But Slepcikova walked free when three senior judges at the Court of Appeal in London suspended her sentence – allowing her to give birth at home.

Archdeacon Hawley said: "It’s not a widespread thing. There were a certain set of circumstances which led to the clergy doing what they were doing. Clergy tried to be helpful in these cases but didn’t realise they were being used. That’s now stopped."

Ernie Hall, the Minister at the Trinity Community Church on Christ Church Square, Accrington, said: "I have had not had any requests for marriages that have given me any cause for concern. But it has been happening in other parts of the Accrington Deanery, which is why the Diocese is drawing up the checklist."

Joe Fielder, the vicar at St John’s Baxenden, said: "I’m glad to hear the Diocese is thinking it through. I conduct a marriage based on information people give to me. I use my common sense like any other minister would do. You can usually spot when people are being genuine."

A spokesman for Blackburn Diocese said: "All clergy in the Blackburn Diocese of the Church of England have been warned about ‘sham marriages’. They have been made aware of the legal advice available to them through the Diocesan Registrar, if they have anxieties about individual cases.

"The 14 Area Deans in the diocese have been additionally alerted to keep a watching brief in their areas through their contacts with local clergy."

He added: "It would not be appropriate to comment about the situation at St Peter’s, Accrington, as it is understood further legal cases may be under consideration. However the church wardens there have been made aware of the situation and warned about any further marriage applications that may appear suspicious."

The Venerable John Hawley added: "I would hope it will now make a difference. We obviously have to continue to do more. We are meeting next week to try and see where we can go with it."

Dave Magrath, head of the UK Border Agency Immigration Crime Team in the North-West, said: "We are committed to tackling sham marriages and take action against those who try to falsify marriages in order to gain entry to the UK.

"We have specialist teams of immigration officers and police working to investigate cases just like this and ensuring people are not able to benefit from breaking the UK’s immigration laws."

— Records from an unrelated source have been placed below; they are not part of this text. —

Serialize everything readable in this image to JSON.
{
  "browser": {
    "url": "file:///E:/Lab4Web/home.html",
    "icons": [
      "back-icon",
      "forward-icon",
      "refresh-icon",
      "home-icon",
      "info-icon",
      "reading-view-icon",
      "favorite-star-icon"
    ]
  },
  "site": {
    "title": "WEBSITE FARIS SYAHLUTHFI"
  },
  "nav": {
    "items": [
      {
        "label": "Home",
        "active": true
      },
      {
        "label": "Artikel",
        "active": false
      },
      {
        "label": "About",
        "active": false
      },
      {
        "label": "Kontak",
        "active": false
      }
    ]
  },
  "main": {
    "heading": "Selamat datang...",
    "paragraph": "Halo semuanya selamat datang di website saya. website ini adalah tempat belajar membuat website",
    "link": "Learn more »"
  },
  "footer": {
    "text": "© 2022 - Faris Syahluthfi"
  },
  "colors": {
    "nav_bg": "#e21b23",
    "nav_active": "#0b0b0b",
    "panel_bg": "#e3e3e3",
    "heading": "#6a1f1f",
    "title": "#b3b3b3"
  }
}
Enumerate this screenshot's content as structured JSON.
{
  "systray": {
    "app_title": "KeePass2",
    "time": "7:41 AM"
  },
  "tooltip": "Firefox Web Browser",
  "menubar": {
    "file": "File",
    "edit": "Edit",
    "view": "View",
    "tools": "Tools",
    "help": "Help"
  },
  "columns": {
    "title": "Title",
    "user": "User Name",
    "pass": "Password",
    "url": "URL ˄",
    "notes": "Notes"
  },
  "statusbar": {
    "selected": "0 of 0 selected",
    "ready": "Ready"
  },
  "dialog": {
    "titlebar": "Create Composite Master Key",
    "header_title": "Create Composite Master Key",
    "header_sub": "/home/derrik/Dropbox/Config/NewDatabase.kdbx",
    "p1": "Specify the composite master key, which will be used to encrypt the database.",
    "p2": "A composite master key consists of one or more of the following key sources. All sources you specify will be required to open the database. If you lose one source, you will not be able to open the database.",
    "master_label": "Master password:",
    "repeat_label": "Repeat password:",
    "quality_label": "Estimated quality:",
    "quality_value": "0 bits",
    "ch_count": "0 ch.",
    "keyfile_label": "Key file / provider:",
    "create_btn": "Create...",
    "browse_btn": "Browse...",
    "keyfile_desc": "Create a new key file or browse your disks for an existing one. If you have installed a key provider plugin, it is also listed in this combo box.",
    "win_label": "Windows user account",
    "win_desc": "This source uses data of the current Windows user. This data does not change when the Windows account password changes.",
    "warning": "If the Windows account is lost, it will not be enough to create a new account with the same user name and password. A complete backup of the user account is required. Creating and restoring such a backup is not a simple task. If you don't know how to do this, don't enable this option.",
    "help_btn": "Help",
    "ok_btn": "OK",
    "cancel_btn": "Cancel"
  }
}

* Olarotimi Ojugbele, 41, of Loughborough Park, London, and o Nadezda Mirgova, 26, of East Road, Longsight, Manchester, have both admitted taking part in a bogus wedding.
* Anna Gabcova, 32, of Grosvenor Road, Wavertree, Liverpool, admitted assisting unlawful immigration to a member state and bigamy.